# Recorded data
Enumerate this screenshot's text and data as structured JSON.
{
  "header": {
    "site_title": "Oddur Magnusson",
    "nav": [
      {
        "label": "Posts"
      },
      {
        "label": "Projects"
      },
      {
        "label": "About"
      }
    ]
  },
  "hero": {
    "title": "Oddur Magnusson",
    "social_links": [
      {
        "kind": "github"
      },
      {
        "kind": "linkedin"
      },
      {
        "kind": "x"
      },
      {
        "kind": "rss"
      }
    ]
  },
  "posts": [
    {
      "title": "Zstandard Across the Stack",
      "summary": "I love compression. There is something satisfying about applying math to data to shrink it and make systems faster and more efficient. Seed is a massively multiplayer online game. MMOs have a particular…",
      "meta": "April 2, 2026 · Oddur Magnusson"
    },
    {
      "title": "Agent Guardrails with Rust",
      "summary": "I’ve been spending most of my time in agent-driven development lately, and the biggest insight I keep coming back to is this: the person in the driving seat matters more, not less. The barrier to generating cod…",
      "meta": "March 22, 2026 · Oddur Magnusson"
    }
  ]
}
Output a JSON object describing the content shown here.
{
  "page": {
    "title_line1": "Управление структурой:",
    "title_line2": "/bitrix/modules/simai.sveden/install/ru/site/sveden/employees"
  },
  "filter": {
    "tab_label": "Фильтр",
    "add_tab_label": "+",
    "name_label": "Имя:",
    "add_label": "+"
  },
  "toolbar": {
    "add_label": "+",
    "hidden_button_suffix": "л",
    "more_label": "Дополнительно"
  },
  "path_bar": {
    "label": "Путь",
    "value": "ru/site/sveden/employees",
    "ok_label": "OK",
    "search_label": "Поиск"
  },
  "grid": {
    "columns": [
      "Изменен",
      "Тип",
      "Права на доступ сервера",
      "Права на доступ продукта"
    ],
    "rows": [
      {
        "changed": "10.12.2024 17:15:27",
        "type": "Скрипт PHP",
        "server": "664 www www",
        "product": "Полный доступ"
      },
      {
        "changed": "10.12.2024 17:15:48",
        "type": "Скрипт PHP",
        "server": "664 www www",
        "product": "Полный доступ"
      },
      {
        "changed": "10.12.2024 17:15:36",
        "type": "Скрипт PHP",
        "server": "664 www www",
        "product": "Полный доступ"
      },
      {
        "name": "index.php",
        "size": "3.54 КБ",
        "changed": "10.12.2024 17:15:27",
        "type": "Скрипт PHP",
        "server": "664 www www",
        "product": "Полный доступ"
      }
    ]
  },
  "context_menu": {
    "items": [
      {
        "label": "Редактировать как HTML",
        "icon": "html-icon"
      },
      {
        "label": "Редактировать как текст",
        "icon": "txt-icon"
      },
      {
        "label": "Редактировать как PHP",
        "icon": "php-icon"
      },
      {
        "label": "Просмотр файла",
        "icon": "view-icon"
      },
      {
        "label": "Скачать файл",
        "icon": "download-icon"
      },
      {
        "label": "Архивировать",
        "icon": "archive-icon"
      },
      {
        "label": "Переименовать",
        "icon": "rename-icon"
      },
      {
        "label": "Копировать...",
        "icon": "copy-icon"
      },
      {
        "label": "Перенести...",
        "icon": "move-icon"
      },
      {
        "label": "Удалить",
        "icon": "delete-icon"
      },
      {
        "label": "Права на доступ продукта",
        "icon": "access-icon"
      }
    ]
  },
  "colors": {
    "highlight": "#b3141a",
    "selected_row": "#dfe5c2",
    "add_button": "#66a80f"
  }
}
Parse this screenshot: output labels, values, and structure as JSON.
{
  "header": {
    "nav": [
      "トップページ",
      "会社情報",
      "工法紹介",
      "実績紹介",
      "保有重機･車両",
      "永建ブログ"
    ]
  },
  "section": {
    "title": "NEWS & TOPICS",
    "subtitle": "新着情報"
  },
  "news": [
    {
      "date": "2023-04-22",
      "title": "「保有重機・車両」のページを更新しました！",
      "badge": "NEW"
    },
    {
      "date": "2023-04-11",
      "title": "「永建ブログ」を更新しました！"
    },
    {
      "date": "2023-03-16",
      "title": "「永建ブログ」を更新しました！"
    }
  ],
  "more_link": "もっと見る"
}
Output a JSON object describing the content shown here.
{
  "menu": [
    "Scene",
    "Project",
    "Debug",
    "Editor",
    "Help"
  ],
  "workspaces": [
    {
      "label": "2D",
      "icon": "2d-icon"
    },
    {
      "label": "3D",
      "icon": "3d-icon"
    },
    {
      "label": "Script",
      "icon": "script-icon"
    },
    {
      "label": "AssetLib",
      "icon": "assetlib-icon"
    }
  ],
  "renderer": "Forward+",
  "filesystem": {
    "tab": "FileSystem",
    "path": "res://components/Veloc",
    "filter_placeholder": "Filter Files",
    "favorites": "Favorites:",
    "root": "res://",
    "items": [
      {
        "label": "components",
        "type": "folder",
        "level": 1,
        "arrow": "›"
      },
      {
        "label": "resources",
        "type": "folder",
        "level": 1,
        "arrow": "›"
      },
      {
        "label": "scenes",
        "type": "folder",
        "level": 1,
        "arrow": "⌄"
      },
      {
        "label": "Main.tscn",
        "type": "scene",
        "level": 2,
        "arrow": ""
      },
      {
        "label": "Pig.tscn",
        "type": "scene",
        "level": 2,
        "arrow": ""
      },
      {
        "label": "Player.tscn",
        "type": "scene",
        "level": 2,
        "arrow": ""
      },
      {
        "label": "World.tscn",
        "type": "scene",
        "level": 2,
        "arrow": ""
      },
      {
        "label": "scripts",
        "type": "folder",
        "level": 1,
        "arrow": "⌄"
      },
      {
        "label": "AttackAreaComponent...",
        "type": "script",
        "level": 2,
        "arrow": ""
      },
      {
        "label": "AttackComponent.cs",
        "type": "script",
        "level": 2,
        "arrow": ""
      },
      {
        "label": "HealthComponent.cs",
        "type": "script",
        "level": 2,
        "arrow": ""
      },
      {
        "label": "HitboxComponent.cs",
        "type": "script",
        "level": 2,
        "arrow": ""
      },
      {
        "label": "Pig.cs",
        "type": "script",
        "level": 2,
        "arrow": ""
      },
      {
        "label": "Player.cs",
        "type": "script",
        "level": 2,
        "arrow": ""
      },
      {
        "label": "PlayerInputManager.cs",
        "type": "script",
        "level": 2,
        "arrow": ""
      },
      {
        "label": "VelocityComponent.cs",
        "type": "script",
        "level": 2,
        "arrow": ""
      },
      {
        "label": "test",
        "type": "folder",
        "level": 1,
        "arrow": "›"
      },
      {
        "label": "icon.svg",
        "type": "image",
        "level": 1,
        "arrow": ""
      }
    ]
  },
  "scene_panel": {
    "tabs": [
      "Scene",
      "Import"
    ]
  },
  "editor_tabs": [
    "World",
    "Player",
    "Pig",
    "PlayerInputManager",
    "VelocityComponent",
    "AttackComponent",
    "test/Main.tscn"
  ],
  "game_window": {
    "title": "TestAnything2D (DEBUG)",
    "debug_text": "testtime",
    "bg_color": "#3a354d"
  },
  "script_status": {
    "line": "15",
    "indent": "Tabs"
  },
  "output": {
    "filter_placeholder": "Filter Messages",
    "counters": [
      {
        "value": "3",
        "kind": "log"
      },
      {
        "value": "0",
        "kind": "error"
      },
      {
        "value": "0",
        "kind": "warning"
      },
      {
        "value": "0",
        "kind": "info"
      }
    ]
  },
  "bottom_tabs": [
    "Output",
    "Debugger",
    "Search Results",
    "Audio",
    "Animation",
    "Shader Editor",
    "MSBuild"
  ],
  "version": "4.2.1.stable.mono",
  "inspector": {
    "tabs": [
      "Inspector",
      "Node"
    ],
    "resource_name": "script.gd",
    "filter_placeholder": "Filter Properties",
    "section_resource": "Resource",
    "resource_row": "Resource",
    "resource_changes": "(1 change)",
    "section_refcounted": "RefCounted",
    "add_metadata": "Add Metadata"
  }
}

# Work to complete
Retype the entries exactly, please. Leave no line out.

# Solution to this task
Enumerate this screenshot's text and data as structured JSON.
{
  "header": {
    "site_title": "Oddur Magnusson",
    "nav": [
      {
        "label": "Posts"
      },
      {
        "label": "Projects"
      },
      {
        "label": "About"
      }
    ]
  },
  "hero": {
    "title": "Oddur Magnusson",
    "social_links": [
      {
        "kind": "github"
      },
      {
        "kind": "linkedin"
      },
      {
        "kind": "x"
      },
      {
        "kind": "rss"
      }
    ]
  },
  "posts": [
    {
      "title": "Zstandard Across the Stack",
      "summary": "I love compression. There is something satisfying about applying math to data to shrink it and make systems faster and more efficient. Seed is a massively multiplayer online game. MMOs have a particular…",
      "meta": "April 2, 2026 · Oddur Magnusson"
    },
    {
      "title": "Agent Guardrails with Rust",
      "summary": "I’ve been spending most of my time in agent-driven development lately, and the biggest insight I keep coming back to is this: the person in the driving seat matters more, not less. The barrier to generating cod…",
      "meta": "March 22, 2026 · Oddur Magnusson"
    }
  ]
}
Output a JSON object describing the content shown here.
{
  "page": {
    "title_line1": "Управление структурой:",
    "title_line2": "/bitrix/modules/simai.sveden/install/ru/site/sveden/employees"
  },
  "filter": {
    "tab_label": "Фильтр",
    "add_tab_label": "+",
    "name_label": "Имя:",
    "add_label": "+"
  },
  "toolbar": {
    "add_label": "+",
    "hidden_button_suffix": "л",
    "more_label": "Дополнительно"
  },
  "path_bar": {
    "label": "Путь",
    "value": "ru/site/sveden/employees",
    "ok_label": "OK",
    "search_label": "Поиск"
  },
  "grid": {
    "columns": [
      "Изменен",
      "Тип",
      "Права на доступ сервера",
      "Права на доступ продукта"
    ],
    "rows": [
      {
        "changed": "10.12.2024 17:15:27",
        "type": "Скрипт PHP",
        "server": "664 www www",
        "product": "Полный доступ"
      },
      {
        "changed": "10.12.2024 17:15:48",
        "type": "Скрипт PHP",
        "server": "664 www www",
        "product": "Полный доступ"
      },
      {
        "changed": "10.12.2024 17:15:36",
        "type": "Скрипт PHP",
        "server": "664 www www",
        "product": "Полный доступ"
      },
      {
        "name": "index.php",
        "size": "3.54 КБ",
        "changed": "10.12.2024 17:15:27",
        "type": "Скрипт PHP",
        "server": "664 www www",
        "product": "Полный доступ"
      }
    ]
  },
  "context_menu": {
    "items": [
      {
        "label": "Редактировать как HTML",
        "icon": "html-icon"
      },
      {
        "label": "Редактировать как текст",
        "icon": "txt-icon"
      },
      {
        "label": "Редактировать как PHP",
        "icon": "php-icon"
      },
      {
        "label": "Просмотр файла",
        "icon": "view-icon"
      },
      {
        "label": "Скачать файл",
        "icon": "download-icon"
      },
      {
        "label": "Архивировать",
        "icon": "archive-icon"
      },
      {
        "label": "Переименовать",
        "icon": "rename-icon"
      },
      {
        "label": "Копировать...",
        "icon": "copy-icon"
      },
      {
        "label": "Перенести...",
        "icon": "move-icon"
      },
      {
        "label": "Удалить",
        "icon": "delete-icon"
      },
      {
        "label": "Права на доступ продукта",
        "icon": "access-icon"
      }
    ]
  },
  "colors": {
    "highlight": "#b3141a",
    "selected_row": "#dfe5c2",
    "add_button": "#66a80f"
  }
}
Parse this screenshot: output labels, values, and structure as JSON.
{
  "header": {
    "nav": [
      "トップページ",
      "会社情報",
      "工法紹介",
      "実績紹介",
      "保有重機･車両",
      "永建ブログ"
    ]
  },
  "section": {
    "title": "NEWS & TOPICS",
    "subtitle": "新着情報"
  },
  "news": [
    {
      "date": "2023-04-22",
      "title": "「保有重機・車両」のページを更新しました！",
      "badge": "NEW"
    },
    {
      "date": "2023-04-11",
      "title": "「永建ブログ」を更新しました！"
    },
    {
      "date": "2023-03-16",
      "title": "「永建ブログ」を更新しました！"
    }
  ],
  "more_link": "もっと見る"
}
Output a JSON object describing the content shown here.
{
  "menu": [
    "Scene",
    "Project",
    "Debug",
    "Editor",
    "Help"
  ],
  "workspaces": [
    {
      "label": "2D",
      "icon": "2d-icon"
    },
    {
      "label": "3D",
      "icon": "3d-icon"
    },
    {
      "label": "Script",
      "icon": "script-icon"
    },
    {
      "label": "AssetLib",
      "icon": "assetlib-icon"
    }
  ],
  "renderer": "Forward+",
  "filesystem": {
    "tab": "FileSystem",
    "path": "res://components/Veloc",
    "filter_placeholder": "Filter Files",
    "favorites": "Favorites:",
    "root": "res://",
    "items": [
      {
        "label": "components",
        "type": "folder",
        "level": 1,
        "arrow": "›"
      },
      {
        "label": "resources",
        "type": "folder",
        "level": 1,
        "arrow": "›"
      },
      {
        "label": "scenes",
        "type": "folder",
        "level": 1,
        "arrow": "⌄"
      },
      {
        "label": "Main.tscn",
        "type": "scene",
        "level": 2,
        "arrow": ""
      },
      {
        "label": "Pig.tscn",
        "type": "scene",
        "level": 2,
        "arrow": ""
      },
      {
        "label": "Player.tscn",
        "type": "scene",
        "level": 2,
        "arrow": ""
      },
      {
        "label": "World.tscn",
        "type": "scene",
        "level": 2,
        "arrow": ""
      },
      {
        "label": "scripts",
        "type": "folder",
        "level": 1,
        "arrow": "⌄"
      },
      {
        "label": "AttackAreaComponent...",
        "type": "script",
        "level": 2,
        "arrow": ""
      },
      {
        "label": "AttackComponent.cs",
        "type": "script",
        "level": 2,
        "arrow": ""
      },
      {
        "label": "HealthComponent.cs",
        "type": "script",
        "level": 2,
        "arrow": ""
      },
      {
        "label": "HitboxComponent.cs",
        "type": "script",
        "level": 2,
        "arrow": ""
      },
      {
        "label": "Pig.cs",
        "type": "script",
        "level": 2,
        "arrow": ""
      },
      {
        "label": "Player.cs",
        "type": "script",
        "level": 2,
        "arrow": ""
      },
      {
        "label": "PlayerInputManager.cs",
        "type": "script",
        "level": 2,
        "arrow": ""
      },
      {
        "label": "VelocityComponent.cs",
        "type": "script",
        "level": 2,
        "arrow": ""
      },
      {
        "label": "test",
        "type": "folder",
        "level": 1,
        "arrow": "›"
      },
      {
        "label": "icon.svg",
        "type": "image",
        "level": 1,
        "arrow": ""
      }
    ]
  },
  "scene_panel": {
    "tabs": [
      "Scene",
      "Import"
    ]
  },
  "editor_tabs": [
    "World",
    "Player",
    "Pig",
    "PlayerInputManager",
    "VelocityComponent",
    "AttackComponent",
    "test/Main.tscn"
  ],
  "game_window": {
    "title": "TestAnything2D (DEBUG)",
    "debug_text": "testtime",
    "bg_color": "#3a354d"
  },
  "script_status": {
    "line": "15",
    "indent": "Tabs"
  },
  "output": {
    "filter_placeholder": "Filter Messages",
    "counters": [
      {
        "value": "3",
        "kind": "log"
      },
      {
        "value": "0",
        "kind": "error"
      },
      {
        "value": "0",
        "kind": "warning"
      },
      {
        "value": "0",
        "kind": "info"
      }
    ]
  },
  "bottom_tabs": [
    "Output",
    "Debugger",
    "Search Results",
    "Audio",
    "Animation",
    "Shader Editor",
    "MSBuild"
  ],
  "version": "4.2.1.stable.mono",
  "inspector": {
    "tabs": [
      "Inspector",
      "Node"
    ],
    "resource_name": "script.gd",
    "filter_placeholder": "Filter Properties",
    "section_resource": "Resource",
    "resource_row": "Resource",
    "resource_changes": "(1 change)",
    "section_refcounted": "RefCounted",
    "add_metadata": "Add Metadata"
  }
}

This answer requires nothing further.